Expanding your level of expertise will involve some research. You will have to find relevant literature or articles on the item which interests you. Study these resources, acquire some of the material, and study it. Learn the new skills necessary to recognize these new items. Study the literature to be able to evaluate condition which may have different expectations than you have already experienced. One of the beauties of stamp collecting is that there are books and articles in abundance on all aspects. Some very fine people have devoted their lives to study and writing about philately. The American Philatelic Research Library is a fine resource. There are a number of philatelic literature dealers ready to find some reference for you. Don't forget the periodicals that are available as well. These generally have publishing departments which publish additional reference works for collectors. You also should consider adding one of the excellent handbooks which has been written over the years for a reference work and study guide. Cabeen and Williams have both written excellent works.
Internet Resources Of course, you shouldn't neglect the vast resources of the internet in finding data regarding stamps. There are some wonderful sites that are just collections of useful philatelic links. Ask someone where they are. There are also a huge number of collectors who have put together some wonderfully instructive and entertaining web pages for philatelists.
Price A remaining question is the one of price. I believe the answer is simple. Never pay more than you think the item is worth to you. If you pass up an item because the price is higher than you wish to pay, your patience will likely be rewarded with a better opportunity later. Sometimes you may find that you have to increase the price you are willing to pay but that will be as the result of learning that the market is truly higher than your initial assessment. One should never feel cheated by price alone in an honest auction. One might feel that his good judgment was overcome by enthusiasm or competitiveness but these are different problems.

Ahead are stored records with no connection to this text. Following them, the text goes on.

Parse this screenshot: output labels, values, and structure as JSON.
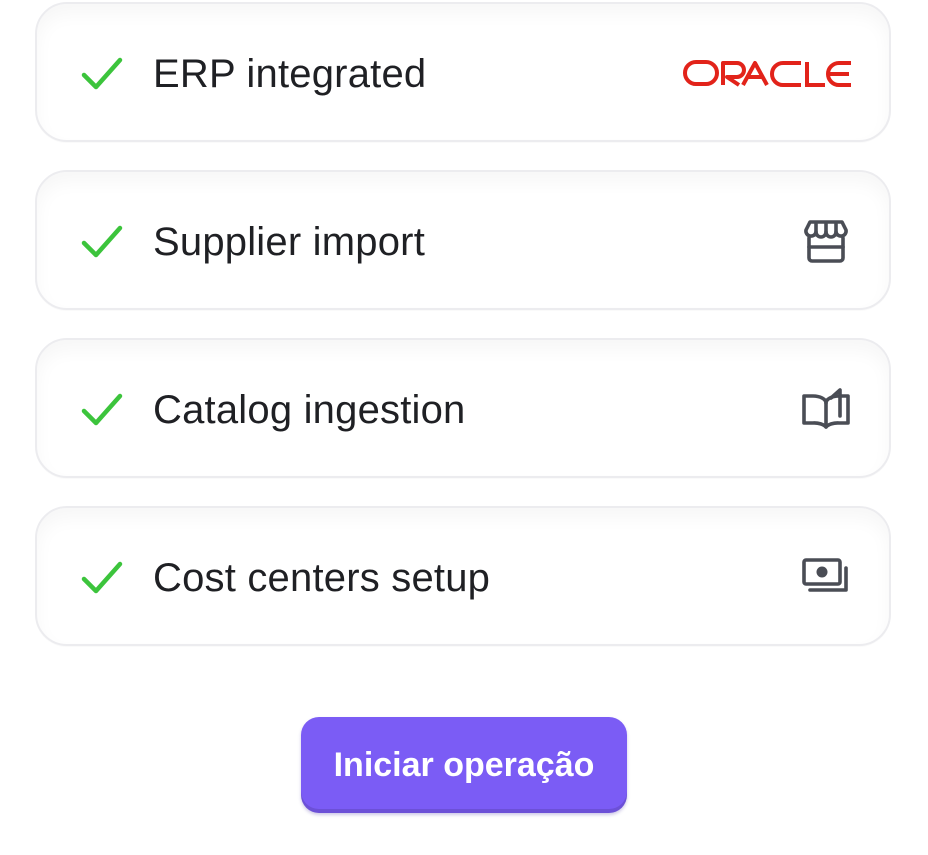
{
  "steps": [
    {
      "label": "ERP integrated",
      "status": "done",
      "icon": "oracle-logo",
      "logo_text": "ORACLE"
    },
    {
      "label": "Supplier import",
      "status": "done",
      "icon": "storefront-icon"
    },
    {
      "label": "Catalog ingestion",
      "status": "done",
      "icon": "book-open-icon"
    },
    {
      "label": "Cost centers setup",
      "status": "done",
      "icon": "money-icon"
    }
  ],
  "action": {
    "start_label": "Iniciar operação"
  },
  "colors": {
    "check": "#3cc43c",
    "oracle_red": "#e2231a",
    "icon_gray": "#4a4d55",
    "button": "#7b5cf5",
    "text": "#1f2024"
  }
}
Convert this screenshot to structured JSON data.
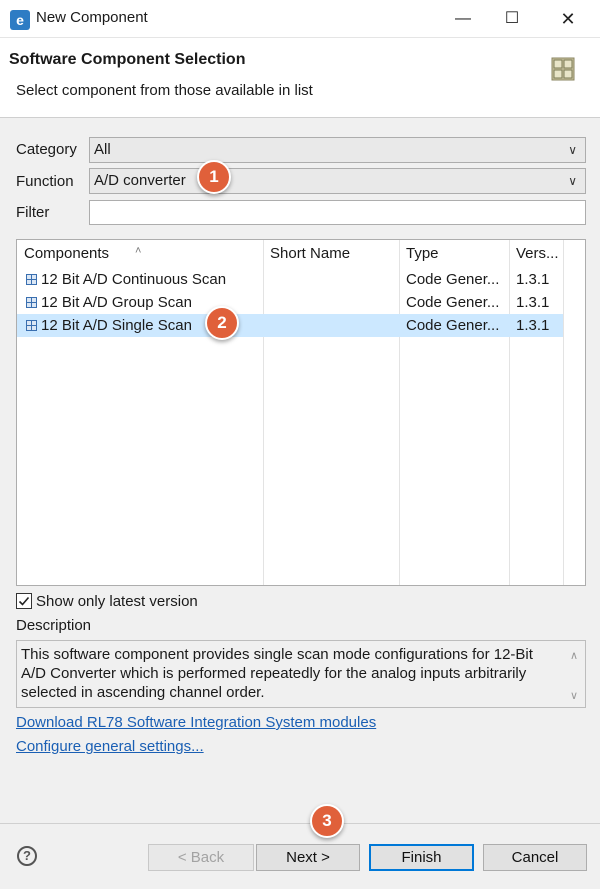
{
  "window": {
    "title": "New Component",
    "icon": "eclipse-app-icon",
    "controls": [
      "minimize-icon",
      "maximize-icon",
      "close-icon"
    ]
  },
  "header": {
    "title": "Software Component Selection",
    "subtitle": "Select component from those available in list",
    "icon": "component-grid-icon"
  },
  "form": {
    "category_label": "Category",
    "category_value": "All",
    "function_label": "Function",
    "function_value": "A/D converter",
    "filter_label": "Filter",
    "filter_value": ""
  },
  "table": {
    "columns": [
      "Components",
      "Short Name",
      "Type",
      "Vers..."
    ],
    "rows": [
      {
        "name": "12 Bit A/D Continuous Scan",
        "short_name": "",
        "type": "Code Gener...",
        "version": "1.3.1",
        "selected": false
      },
      {
        "name": "12 Bit A/D Group Scan",
        "short_name": "",
        "type": "Code Gener...",
        "version": "1.3.1",
        "selected": false
      },
      {
        "name": "12 Bit A/D Single Scan",
        "short_name": "",
        "type": "Code Gener...",
        "version": "1.3.1",
        "selected": true
      }
    ]
  },
  "options": {
    "show_latest_label": "Show only latest version",
    "show_latest_checked": true
  },
  "description": {
    "label": "Description",
    "text": "This software component provides single scan mode configurations for 12-Bit A/D Converter which is performed repeatedly for the analog inputs arbitrarily selected in ascending channel order."
  },
  "links": {
    "download": "Download RL78 Software Integration System modules",
    "configure": "Configure general settings..."
  },
  "buttons": {
    "back": "< Back",
    "next": "Next >",
    "finish": "Finish",
    "cancel": "Cancel"
  },
  "markers": [
    "1",
    "2",
    "3"
  ],
  "colors": {
    "marker": "#e0603a",
    "selection": "#cce8ff",
    "link": "#1a5fb4",
    "default_button_border": "#0078d7"
  }
}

Expert Services Finally, as you proceed to acquire stamps which are more difficult to evaluate conclusively, ask the experts on-line, your dealer, or buddies at the local stamp club. BTW, if you have been dedicated in the pursuit of knowledge as described above, you may already be more expert than some of these people are. If an item is of considerable value and difficult to evaluate, then you should probably make use of a 3rd party expertization service. In the United States, The Philatelic Foundation, the American Philatelic Expertization Service, and the Professional Stamp Expertisers all have supporters. These services will provide an expert opinion on a certificate with a picture of the stamp for fair prices. When buying such valuable stamps, experienced dealers will provide extensions of their warranty to permit the evaluation of the stamp by such experts. The stamp will still have to be paid for but the dealer will refund your money and any expert fees should the stamp prove to be misidentified or to have unrevealed faults.
Copyright 1999, James Watson